DISCUSSION QUESTIONSDo you believe in fate? How would you define it? Can you personally relate somehow to the ways that various individuals in this collection confronted fate?
Why do you think that with all of the adventures, trials and plights the author faced, she chose to end the book with a discussion on her battle with Lyme disease? How does this particular piece encapsulate the major themes discussed in the book?
Which piece of writing in The Opposite of Fate did you find to be most enjoyable—i.e., the most thought provoking or personally influential? Share your thoughts with the group.
Discuss some of the “alternatives” to fate that Amy Tan lists in her note to the reader. How do they manifest themselves in the various pieces in The Opposite of Fate?
Focus on the piece entitled “A Question of Fate,” wherein the author tells of the uncanny premonition she had regarding the murder of a friend. What role do dreams and the subconscious play in a discussion of fate?

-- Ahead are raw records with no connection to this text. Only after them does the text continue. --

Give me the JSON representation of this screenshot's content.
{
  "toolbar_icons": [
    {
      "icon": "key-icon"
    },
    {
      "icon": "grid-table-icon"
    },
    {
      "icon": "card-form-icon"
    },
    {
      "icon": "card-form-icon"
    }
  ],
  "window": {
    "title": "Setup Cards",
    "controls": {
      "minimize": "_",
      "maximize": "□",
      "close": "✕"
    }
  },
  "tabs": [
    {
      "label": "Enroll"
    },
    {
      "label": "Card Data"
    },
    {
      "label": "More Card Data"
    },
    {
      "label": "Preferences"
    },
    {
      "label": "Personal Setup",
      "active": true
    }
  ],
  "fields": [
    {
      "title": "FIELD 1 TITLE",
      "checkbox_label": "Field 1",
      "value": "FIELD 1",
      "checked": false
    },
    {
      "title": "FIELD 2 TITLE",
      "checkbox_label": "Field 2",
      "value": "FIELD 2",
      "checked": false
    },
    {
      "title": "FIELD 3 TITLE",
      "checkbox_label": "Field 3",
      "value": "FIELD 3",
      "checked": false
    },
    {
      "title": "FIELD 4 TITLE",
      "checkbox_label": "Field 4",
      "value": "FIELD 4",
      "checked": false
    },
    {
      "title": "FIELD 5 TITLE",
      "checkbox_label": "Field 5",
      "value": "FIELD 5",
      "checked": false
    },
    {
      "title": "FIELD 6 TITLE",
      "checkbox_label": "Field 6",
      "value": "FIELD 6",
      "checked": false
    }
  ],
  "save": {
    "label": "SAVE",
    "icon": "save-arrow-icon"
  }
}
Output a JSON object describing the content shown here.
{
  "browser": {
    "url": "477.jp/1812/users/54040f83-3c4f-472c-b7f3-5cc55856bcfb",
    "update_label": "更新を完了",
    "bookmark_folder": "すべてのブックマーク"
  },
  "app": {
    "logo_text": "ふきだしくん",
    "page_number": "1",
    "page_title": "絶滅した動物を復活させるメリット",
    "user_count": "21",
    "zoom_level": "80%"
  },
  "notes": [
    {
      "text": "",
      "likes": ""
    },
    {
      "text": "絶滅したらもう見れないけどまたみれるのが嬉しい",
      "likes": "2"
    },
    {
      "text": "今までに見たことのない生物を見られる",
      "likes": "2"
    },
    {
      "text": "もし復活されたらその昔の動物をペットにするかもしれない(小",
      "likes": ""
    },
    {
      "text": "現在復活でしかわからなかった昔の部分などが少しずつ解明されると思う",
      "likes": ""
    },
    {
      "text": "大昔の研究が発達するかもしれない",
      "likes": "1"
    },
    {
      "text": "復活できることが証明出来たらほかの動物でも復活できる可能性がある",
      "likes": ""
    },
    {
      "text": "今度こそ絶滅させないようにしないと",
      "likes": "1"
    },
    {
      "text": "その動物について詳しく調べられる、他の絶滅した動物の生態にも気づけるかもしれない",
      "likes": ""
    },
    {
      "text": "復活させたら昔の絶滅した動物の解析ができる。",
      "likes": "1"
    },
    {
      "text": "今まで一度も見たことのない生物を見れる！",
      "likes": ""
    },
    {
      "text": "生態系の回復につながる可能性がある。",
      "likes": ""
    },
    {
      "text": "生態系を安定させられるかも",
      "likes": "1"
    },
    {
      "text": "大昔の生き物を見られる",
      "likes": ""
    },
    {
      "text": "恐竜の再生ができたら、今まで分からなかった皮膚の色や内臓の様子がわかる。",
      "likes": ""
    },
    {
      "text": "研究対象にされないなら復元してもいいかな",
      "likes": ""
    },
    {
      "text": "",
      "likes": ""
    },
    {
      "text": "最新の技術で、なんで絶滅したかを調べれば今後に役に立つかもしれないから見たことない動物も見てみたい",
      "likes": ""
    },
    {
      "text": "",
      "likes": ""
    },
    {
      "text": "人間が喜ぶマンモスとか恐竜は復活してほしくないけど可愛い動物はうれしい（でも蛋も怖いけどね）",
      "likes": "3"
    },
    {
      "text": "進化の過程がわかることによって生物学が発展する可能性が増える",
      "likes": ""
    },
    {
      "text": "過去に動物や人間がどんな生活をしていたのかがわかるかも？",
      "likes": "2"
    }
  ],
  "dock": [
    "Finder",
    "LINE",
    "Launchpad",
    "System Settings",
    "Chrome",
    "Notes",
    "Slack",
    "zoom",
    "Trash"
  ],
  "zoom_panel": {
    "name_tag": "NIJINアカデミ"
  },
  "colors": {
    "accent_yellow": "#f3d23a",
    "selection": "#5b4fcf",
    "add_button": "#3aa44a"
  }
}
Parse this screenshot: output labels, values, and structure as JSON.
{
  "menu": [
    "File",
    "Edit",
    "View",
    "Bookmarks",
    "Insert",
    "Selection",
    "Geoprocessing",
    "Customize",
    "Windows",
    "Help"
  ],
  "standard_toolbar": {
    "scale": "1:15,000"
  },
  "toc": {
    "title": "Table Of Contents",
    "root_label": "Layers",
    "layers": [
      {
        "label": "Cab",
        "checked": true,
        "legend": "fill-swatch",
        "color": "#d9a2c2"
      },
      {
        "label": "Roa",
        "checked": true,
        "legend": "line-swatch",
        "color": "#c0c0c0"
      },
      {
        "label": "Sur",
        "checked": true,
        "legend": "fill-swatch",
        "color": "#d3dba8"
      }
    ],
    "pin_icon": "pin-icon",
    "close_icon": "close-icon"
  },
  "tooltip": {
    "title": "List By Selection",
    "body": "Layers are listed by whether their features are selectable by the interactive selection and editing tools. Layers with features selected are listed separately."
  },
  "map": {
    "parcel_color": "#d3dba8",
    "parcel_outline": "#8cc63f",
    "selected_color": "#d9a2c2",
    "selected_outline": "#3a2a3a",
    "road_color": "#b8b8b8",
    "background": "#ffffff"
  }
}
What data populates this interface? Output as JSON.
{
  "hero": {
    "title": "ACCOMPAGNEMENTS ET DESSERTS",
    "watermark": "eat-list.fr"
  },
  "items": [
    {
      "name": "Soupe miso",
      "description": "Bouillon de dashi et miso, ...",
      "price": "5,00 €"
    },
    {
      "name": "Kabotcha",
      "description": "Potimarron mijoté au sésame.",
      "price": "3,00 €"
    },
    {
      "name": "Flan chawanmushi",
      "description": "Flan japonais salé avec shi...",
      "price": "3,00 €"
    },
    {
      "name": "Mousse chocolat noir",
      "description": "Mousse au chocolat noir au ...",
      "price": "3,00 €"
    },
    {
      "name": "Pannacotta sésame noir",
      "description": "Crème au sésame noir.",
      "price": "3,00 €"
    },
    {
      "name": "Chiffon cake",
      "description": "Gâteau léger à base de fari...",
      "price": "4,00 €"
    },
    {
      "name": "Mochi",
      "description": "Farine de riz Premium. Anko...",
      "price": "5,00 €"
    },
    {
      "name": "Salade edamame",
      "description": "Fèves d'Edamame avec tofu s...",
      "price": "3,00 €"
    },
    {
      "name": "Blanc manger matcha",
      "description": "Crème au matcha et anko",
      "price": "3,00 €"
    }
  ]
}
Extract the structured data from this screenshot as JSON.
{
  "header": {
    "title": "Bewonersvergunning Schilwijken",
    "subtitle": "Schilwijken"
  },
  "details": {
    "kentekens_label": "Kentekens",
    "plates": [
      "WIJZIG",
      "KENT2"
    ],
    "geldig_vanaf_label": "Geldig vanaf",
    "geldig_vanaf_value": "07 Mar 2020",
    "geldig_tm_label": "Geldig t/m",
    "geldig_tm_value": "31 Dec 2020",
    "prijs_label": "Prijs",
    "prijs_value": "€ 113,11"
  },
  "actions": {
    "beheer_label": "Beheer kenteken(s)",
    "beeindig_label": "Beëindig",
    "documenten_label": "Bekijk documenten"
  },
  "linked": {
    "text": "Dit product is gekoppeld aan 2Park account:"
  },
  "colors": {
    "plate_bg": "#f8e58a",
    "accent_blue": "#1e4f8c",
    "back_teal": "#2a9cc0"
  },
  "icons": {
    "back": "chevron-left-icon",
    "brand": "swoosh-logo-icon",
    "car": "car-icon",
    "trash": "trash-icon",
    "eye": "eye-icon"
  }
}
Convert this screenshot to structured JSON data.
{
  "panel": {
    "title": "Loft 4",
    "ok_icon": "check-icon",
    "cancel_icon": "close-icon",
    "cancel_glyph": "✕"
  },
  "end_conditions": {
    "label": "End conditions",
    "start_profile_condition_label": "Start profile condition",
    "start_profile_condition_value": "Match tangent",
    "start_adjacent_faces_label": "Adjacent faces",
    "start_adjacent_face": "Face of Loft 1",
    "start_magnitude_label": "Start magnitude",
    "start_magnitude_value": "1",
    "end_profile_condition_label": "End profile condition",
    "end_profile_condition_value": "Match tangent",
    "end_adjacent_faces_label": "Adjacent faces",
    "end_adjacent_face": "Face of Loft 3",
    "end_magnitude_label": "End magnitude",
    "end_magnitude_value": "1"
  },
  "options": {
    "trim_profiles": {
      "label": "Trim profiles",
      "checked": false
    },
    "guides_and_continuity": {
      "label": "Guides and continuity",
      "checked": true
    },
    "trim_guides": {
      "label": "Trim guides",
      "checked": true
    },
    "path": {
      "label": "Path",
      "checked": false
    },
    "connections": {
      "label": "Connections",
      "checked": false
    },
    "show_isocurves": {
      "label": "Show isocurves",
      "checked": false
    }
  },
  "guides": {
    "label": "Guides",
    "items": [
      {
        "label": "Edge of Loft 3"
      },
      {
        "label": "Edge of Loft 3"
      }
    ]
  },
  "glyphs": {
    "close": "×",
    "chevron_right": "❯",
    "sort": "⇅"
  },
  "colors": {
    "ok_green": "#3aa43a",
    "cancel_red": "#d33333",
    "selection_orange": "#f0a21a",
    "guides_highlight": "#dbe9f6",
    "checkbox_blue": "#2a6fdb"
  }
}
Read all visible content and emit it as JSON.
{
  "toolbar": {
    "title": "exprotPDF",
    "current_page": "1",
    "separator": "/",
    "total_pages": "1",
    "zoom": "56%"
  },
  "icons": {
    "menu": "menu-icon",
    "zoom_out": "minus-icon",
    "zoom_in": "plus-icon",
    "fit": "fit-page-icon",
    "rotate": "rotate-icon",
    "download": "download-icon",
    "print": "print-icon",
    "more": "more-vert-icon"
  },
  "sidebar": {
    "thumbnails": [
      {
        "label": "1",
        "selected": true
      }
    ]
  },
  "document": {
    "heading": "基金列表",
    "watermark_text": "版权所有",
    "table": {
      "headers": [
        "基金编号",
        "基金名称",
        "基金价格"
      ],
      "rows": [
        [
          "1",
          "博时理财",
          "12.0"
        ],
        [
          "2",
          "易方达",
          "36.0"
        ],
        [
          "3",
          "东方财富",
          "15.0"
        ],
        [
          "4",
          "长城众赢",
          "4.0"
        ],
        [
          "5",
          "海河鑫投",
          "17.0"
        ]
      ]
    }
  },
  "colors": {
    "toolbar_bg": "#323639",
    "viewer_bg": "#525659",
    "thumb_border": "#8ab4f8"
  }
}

Discuss the significance of the author’s Chinese heritage and upbringing in relation to the larger themes in the book. Do you think that her particular ancestry lends itself more readily to an appreciation of fate? Why or why not?
Throughout this compilation, the notions of loss and inexplicable tragedy are ever-present. How effective do you think writing is as a means to ease emotional and psychological pain?
Did any one individual in this book affect you more than others? What was it about their story that influenced you?
Revisit the selection entitled “scent”. How do you think this passage fits in to a compilation of writing on fate? How is it reflective of the rest of the collection?
Delve a bit into the life of Daisy Tan (Amy’s mother). How would you describe the relationship between mother and daughter? Discuss some examples of Tan’s mother attempting to change fate. How did they affect her daughter’s life, either directly or indirectly?